MATERIAL FOR THIS TASK section start

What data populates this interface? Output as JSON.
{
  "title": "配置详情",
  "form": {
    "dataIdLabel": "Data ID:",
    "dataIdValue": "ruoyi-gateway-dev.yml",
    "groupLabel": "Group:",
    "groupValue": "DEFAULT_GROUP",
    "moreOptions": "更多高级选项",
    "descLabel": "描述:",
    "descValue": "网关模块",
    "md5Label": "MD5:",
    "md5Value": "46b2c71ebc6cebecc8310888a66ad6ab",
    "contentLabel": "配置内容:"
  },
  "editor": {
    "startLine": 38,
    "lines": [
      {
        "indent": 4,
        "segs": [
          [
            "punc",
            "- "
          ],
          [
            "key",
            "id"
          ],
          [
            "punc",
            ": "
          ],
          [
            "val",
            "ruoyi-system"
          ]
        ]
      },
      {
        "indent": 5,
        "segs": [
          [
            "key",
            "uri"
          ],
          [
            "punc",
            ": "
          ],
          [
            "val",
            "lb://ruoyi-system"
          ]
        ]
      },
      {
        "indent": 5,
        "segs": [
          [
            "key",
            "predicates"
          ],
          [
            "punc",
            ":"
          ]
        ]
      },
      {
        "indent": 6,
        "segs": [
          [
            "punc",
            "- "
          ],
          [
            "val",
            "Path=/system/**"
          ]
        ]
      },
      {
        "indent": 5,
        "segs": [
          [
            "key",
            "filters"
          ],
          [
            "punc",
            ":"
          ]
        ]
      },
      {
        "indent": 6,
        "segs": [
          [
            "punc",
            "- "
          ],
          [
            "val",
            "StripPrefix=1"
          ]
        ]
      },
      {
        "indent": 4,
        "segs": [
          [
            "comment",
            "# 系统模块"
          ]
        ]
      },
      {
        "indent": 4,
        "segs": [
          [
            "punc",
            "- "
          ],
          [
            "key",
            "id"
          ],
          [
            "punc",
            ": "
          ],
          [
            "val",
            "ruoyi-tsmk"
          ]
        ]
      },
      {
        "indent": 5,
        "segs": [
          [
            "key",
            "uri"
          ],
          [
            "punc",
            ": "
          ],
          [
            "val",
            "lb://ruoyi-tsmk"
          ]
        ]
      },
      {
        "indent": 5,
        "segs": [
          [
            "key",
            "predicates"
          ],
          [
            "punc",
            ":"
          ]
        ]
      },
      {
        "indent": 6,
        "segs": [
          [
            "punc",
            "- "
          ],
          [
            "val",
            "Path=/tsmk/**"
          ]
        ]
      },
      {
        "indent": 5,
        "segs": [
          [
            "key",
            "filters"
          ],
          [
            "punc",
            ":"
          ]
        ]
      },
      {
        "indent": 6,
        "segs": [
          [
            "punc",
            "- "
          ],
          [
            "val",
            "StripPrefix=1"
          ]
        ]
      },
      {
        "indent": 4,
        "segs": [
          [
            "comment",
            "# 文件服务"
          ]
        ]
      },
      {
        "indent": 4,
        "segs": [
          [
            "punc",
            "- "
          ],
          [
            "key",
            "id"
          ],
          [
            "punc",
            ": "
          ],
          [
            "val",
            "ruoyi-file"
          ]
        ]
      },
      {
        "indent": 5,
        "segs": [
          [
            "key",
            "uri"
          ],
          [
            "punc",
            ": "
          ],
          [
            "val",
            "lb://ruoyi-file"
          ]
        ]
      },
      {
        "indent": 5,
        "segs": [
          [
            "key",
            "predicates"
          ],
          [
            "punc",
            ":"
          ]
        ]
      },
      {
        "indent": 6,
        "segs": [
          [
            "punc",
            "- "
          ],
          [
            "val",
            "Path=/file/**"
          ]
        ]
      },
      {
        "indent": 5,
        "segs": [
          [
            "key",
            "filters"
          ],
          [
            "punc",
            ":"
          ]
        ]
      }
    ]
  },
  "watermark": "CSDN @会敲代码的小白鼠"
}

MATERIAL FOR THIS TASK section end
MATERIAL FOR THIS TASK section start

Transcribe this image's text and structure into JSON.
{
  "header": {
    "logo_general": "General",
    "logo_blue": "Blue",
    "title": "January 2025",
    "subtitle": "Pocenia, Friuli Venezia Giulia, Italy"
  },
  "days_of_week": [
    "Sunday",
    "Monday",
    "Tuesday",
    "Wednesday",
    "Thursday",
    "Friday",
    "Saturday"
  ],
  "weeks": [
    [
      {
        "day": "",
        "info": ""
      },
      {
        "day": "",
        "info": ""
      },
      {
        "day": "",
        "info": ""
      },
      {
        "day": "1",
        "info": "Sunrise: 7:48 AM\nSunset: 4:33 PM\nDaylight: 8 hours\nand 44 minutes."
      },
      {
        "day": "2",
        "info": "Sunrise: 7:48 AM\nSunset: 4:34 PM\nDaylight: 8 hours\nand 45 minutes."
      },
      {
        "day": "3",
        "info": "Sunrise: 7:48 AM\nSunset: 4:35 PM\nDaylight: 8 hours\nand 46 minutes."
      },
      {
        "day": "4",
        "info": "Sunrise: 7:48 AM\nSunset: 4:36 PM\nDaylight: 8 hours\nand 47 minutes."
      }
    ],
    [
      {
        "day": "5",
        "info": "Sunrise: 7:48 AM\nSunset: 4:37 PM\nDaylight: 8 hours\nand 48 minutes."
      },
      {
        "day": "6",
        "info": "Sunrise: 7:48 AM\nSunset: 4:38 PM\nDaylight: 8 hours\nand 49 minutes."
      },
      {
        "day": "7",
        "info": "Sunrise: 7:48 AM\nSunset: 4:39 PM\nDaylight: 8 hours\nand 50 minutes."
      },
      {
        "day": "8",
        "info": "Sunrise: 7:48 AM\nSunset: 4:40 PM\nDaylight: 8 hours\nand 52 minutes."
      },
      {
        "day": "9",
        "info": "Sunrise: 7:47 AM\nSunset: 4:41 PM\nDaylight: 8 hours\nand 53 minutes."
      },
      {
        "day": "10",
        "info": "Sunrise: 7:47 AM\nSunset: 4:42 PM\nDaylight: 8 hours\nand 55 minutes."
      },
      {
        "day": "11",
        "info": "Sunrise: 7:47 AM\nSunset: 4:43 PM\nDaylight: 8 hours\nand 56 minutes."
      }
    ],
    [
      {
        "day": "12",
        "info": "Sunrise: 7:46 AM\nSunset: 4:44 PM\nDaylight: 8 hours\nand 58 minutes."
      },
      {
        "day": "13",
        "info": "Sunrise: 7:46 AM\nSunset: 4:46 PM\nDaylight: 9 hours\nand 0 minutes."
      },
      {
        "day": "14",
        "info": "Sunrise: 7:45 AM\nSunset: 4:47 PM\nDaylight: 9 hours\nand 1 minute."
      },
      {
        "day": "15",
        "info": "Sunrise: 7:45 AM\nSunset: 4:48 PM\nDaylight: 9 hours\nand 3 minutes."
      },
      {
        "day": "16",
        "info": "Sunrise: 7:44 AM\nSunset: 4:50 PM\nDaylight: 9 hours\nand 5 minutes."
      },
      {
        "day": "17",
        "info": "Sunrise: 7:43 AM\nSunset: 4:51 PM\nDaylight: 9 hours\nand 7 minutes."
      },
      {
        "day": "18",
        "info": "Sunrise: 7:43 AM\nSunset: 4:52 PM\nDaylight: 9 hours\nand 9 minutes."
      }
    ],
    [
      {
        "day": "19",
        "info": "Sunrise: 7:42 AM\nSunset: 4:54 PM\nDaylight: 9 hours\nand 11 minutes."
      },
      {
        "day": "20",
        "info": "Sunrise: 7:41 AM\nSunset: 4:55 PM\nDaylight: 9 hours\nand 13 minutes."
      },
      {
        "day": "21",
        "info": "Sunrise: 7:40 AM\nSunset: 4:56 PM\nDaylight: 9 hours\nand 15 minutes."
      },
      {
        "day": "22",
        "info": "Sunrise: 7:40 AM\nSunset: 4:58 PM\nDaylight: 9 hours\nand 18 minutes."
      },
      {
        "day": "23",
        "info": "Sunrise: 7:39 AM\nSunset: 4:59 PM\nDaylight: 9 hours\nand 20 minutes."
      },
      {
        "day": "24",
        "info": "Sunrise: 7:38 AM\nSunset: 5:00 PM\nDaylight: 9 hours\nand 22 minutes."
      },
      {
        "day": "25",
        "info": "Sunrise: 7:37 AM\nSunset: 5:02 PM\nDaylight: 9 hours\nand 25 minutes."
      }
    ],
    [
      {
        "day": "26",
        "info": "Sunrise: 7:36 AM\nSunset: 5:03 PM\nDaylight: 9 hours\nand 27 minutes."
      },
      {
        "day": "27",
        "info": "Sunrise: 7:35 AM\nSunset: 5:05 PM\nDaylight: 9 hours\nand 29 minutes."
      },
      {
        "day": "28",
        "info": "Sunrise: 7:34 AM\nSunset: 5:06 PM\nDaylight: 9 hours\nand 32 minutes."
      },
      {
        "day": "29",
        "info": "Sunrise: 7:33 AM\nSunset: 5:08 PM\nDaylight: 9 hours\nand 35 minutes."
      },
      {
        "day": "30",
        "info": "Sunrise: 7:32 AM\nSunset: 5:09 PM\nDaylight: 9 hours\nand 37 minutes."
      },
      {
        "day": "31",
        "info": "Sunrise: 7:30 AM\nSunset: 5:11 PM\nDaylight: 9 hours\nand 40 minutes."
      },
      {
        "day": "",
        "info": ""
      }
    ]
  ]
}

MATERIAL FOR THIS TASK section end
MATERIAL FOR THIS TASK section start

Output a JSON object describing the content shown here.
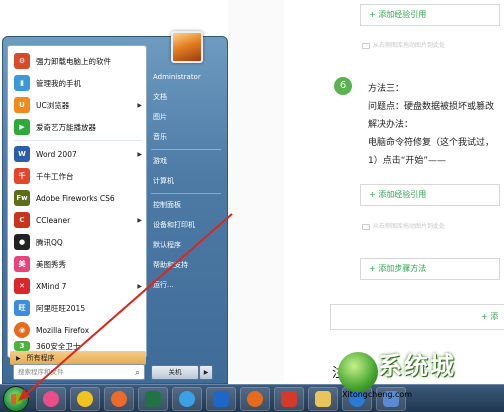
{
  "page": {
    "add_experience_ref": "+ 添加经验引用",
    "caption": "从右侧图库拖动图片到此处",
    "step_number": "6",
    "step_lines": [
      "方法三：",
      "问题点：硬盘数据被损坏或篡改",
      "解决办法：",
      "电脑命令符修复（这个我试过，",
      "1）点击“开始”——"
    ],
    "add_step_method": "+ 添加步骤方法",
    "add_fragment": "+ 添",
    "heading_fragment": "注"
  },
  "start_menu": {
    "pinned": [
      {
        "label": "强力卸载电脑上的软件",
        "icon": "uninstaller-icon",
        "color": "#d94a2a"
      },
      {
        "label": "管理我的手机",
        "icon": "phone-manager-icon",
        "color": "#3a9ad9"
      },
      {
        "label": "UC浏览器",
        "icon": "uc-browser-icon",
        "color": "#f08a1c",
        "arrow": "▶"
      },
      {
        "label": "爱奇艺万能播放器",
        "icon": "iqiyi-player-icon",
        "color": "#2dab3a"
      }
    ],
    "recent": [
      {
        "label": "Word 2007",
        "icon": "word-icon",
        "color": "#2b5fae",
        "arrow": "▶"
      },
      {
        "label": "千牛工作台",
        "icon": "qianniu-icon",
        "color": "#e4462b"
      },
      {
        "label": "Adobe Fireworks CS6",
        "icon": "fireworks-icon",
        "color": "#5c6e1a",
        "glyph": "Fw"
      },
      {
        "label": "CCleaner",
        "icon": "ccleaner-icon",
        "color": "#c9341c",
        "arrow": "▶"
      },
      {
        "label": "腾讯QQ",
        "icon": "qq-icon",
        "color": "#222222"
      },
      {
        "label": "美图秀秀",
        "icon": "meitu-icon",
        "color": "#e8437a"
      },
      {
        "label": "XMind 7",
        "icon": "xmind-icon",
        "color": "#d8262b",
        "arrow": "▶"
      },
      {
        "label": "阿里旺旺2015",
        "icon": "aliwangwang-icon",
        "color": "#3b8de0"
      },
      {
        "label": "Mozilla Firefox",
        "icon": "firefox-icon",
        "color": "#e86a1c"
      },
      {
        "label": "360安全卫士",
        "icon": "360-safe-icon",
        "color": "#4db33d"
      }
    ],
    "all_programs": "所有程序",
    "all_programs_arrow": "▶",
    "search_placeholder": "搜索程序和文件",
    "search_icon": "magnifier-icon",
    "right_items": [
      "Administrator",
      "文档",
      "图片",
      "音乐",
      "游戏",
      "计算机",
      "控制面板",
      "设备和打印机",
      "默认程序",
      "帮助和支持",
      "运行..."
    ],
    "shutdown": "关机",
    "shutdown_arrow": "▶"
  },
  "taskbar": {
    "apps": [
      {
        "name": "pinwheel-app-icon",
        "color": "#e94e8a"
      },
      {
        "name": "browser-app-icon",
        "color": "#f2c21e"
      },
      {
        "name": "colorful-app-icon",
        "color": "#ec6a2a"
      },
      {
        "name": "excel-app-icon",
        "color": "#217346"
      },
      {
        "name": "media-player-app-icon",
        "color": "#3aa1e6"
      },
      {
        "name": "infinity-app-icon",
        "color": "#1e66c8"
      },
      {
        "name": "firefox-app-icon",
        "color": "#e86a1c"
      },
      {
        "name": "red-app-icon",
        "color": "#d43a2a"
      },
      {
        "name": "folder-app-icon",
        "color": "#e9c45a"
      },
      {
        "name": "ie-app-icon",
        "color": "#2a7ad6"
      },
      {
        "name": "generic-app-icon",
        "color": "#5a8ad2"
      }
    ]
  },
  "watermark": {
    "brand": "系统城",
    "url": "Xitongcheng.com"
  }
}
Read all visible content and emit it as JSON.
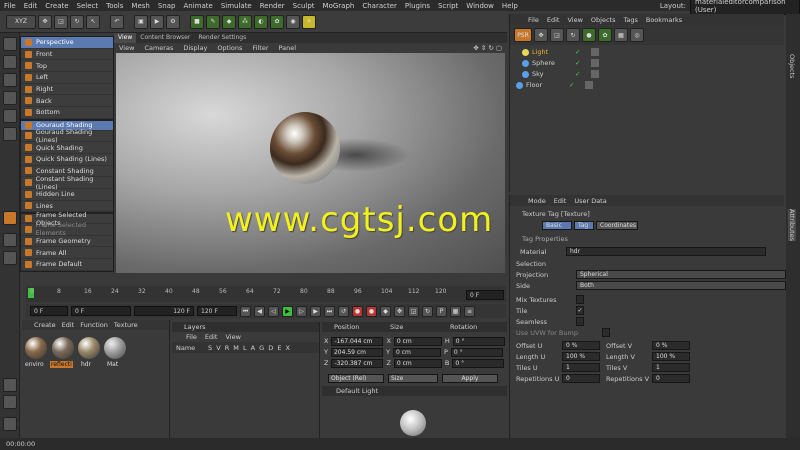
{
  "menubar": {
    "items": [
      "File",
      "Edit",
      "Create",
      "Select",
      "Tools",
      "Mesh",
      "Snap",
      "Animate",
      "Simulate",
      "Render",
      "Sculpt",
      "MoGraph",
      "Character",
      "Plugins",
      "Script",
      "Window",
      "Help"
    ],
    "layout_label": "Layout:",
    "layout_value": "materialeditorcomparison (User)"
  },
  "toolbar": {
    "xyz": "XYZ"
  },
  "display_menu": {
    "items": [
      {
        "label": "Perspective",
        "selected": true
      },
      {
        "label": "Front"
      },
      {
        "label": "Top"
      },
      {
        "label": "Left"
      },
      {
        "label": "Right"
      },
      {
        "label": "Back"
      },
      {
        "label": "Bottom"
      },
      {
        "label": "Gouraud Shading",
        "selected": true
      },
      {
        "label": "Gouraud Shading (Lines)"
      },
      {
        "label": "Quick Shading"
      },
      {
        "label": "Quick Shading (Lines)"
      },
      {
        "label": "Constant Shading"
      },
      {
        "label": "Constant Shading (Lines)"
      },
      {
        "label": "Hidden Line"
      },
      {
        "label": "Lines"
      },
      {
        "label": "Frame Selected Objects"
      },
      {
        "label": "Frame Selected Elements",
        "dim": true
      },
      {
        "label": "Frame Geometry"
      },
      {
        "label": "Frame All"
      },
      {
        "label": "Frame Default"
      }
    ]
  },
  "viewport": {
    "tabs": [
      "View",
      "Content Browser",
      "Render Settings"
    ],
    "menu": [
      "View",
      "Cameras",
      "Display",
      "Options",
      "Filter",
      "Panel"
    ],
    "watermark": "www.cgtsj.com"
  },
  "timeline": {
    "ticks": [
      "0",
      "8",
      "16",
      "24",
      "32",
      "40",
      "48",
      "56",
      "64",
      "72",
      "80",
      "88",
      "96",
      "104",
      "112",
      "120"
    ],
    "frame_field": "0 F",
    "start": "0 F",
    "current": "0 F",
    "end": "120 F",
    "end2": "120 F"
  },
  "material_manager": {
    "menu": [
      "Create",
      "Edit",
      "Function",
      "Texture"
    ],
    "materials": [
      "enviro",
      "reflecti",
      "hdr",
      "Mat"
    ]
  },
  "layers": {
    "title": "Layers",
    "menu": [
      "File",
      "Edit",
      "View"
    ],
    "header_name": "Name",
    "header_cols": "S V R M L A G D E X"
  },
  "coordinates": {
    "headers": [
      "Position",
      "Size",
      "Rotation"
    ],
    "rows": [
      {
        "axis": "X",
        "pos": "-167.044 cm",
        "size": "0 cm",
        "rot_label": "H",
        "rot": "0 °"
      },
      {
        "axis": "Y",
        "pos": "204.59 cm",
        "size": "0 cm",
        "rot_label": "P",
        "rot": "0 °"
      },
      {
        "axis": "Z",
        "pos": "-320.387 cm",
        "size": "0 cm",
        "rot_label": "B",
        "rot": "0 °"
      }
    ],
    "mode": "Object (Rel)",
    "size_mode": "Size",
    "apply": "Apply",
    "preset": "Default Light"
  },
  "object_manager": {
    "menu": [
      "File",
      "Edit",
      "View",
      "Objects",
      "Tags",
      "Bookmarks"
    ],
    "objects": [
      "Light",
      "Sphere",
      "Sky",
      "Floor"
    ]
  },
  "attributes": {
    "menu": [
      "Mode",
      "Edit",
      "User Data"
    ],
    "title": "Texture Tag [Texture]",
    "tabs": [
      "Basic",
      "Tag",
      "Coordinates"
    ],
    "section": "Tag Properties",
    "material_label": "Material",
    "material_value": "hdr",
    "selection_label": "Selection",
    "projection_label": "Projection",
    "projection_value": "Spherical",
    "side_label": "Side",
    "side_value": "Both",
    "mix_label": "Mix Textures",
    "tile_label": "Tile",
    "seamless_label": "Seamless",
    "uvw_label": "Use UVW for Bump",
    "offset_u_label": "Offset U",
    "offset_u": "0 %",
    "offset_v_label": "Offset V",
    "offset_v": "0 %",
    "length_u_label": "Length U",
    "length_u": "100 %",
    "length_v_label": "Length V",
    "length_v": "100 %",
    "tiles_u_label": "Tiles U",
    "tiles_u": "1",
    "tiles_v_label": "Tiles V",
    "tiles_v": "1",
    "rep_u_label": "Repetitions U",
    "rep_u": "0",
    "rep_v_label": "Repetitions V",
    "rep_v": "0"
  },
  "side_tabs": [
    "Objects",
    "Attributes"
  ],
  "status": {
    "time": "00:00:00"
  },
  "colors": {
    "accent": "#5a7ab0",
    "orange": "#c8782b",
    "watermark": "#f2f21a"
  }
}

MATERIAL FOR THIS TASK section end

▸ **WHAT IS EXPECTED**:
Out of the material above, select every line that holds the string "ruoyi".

▸ **REPLY TO THE EXERCISE**:
    "dataIdValue": "ruoyi-gateway-dev.yml",
            "ruoyi-system"
            "lb://ruoyi-system"
            "ruoyi-tsmk"
            "lb://ruoyi-tsmk"
            "ruoyi-file"
            "lb://ruoyi-file"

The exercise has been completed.